## Exercise goal:
Look through the entries for the line containing "Output a JSON". Then output that line and every line after it, exactly, to the end.

= = =

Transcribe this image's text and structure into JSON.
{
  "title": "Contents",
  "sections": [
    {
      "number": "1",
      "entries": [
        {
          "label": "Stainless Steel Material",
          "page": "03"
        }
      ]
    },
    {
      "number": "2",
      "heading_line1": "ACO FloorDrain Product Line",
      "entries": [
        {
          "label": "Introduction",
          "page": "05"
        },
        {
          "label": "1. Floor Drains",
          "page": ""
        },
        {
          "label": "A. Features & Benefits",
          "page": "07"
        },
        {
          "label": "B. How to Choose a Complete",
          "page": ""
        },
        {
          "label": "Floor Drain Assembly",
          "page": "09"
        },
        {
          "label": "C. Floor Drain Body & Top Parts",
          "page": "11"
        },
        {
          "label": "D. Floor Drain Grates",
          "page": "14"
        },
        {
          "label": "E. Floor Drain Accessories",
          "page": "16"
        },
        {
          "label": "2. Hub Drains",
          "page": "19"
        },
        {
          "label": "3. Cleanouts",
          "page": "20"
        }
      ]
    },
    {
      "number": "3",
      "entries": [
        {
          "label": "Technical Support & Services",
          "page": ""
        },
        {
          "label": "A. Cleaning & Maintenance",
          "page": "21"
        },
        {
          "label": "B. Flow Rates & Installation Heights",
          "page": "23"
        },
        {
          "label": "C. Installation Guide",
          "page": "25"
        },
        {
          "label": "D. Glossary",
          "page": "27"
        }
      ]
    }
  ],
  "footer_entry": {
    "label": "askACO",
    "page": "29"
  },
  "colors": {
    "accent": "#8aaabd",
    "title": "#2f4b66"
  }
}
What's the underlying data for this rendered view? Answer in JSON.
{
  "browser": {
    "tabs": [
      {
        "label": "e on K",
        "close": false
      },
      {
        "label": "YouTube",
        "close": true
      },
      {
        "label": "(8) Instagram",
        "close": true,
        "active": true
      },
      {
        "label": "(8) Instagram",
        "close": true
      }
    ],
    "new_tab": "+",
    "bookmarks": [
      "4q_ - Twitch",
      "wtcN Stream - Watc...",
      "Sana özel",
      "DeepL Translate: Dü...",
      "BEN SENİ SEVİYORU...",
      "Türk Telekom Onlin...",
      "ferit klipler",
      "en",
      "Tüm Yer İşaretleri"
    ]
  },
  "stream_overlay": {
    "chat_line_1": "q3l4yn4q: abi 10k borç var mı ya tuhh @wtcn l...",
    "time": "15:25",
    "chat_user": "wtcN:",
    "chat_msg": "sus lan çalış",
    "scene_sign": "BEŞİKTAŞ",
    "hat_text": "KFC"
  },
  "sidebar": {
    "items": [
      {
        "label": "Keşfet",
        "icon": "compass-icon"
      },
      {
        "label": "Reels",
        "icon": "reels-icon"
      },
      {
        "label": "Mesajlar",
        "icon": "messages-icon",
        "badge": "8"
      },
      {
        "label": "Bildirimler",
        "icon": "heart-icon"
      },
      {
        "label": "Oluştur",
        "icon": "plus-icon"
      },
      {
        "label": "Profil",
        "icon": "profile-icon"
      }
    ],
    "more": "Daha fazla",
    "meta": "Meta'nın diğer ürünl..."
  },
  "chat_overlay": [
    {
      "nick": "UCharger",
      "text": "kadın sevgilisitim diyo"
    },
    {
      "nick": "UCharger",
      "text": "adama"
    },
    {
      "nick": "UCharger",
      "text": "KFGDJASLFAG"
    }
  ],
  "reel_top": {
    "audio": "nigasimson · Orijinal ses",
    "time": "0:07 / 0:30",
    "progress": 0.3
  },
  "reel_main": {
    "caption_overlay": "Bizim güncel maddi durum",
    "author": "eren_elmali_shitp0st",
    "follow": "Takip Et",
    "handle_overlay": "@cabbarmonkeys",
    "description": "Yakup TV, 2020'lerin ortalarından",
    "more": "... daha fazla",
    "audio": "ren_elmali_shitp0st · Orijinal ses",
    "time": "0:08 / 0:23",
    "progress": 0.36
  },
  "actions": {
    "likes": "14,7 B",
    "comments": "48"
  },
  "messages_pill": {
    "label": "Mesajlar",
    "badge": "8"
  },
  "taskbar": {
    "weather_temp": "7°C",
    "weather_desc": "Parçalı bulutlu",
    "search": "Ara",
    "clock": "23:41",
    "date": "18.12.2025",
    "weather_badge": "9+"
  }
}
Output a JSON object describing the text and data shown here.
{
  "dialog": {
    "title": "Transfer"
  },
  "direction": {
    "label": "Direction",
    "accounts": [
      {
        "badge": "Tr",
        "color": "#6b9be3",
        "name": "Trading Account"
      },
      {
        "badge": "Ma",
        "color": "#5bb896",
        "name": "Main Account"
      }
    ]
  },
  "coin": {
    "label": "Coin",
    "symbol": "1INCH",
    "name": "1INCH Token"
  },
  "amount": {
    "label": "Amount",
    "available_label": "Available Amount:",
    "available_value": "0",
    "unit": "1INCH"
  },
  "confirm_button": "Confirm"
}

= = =

## Reply to the task:
Output a JSON object describing the text and data shown here.
{
  "dialog": {
    "title": "Transfer"
  },
  "direction": {
    "label": "Direction",
    "accounts": [
      {
        "badge": "Tr",
        "color": "#6b9be3",
        "name": "Trading Account"
      },
      {
        "badge": "Ma",
        "color": "#5bb896",
        "name": "Main Account"
      }
    ]
  },
  "coin": {
    "label": "Coin",
    "symbol": "1INCH",
    "name": "1INCH Token"
  },
  "amount": {
    "label": "Amount",
    "available_label": "Available Amount:",
    "available_value": "0",
    "unit": "1INCH"
  },
  "confirm_button": "Confirm"
}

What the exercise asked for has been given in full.